To begin our day focusing on reproductive justice, we visited the National Institute of Reproductive Health, which works to protect bodily autonomy and reproductive health access. While the organization focuses on reproductive rights, which involves legal rights and ability access, it considers itself an ally to reproductive justice organizations, which often focus on intersections between reproductive health and race, class, and other identities and do local work in communities. We learned about their TORCH program, which pays and job trains high school students of color to be peer sexuality educators. We left with the knowledge that reproductive rights and reproductive justice focus not just on one issue, such as economics, but people’s entire lives.
We then met Lisa Maldanado of the Reproductive Health Access Project, which offers training and support for clinicians in abortion, contraception, and miscarriage. Their mission focuses on accessibility and making reproductive health a component of basic health care. After learning about statistics regarding who is having abortions and how the law affects abortion access, campers experienced a first in their lives: witnessing a demonstration of an aspiration abortion on a papaya (which is shaped similarly to the uterus)! We discussed misconceptions about abortion patients, the variety of methods in which abortion can take place, and the physical feelings and emotional atmosphere surrounding an abortion procedure. To end the session, some campers replicated the aspiration abortion on papayas themselves.
At our last stop of the day, Spence-Chapin Adoption Agency, social workers Laura Ilowite and Katie Foley answered our many questions about adoption, which they noted is often left out of conversations about reproductive health. They stressed the importance of intentional and ever-evolving language around adoption as well as that of simply letting people know that adoption is an option. We learned that while the majority of aspiring adoptive parents seek to adopt healthy babies, the groups most in need of being adopted are older/adolescent children, sibling pairs, and children with special needs. Additionally, we learned about adoption law and one feature that makes Spence-Chapin unique: their inclusivity of identities and parental status of those who wish to adopt through their agency.

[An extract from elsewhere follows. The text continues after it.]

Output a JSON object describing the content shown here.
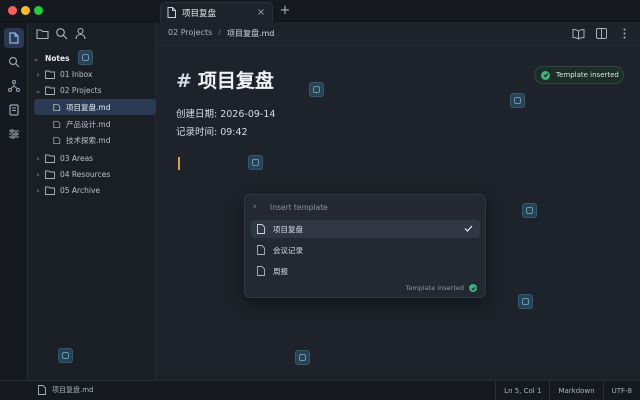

We’re processing all that we learned and experienced for the past few days as we march into day four, career day!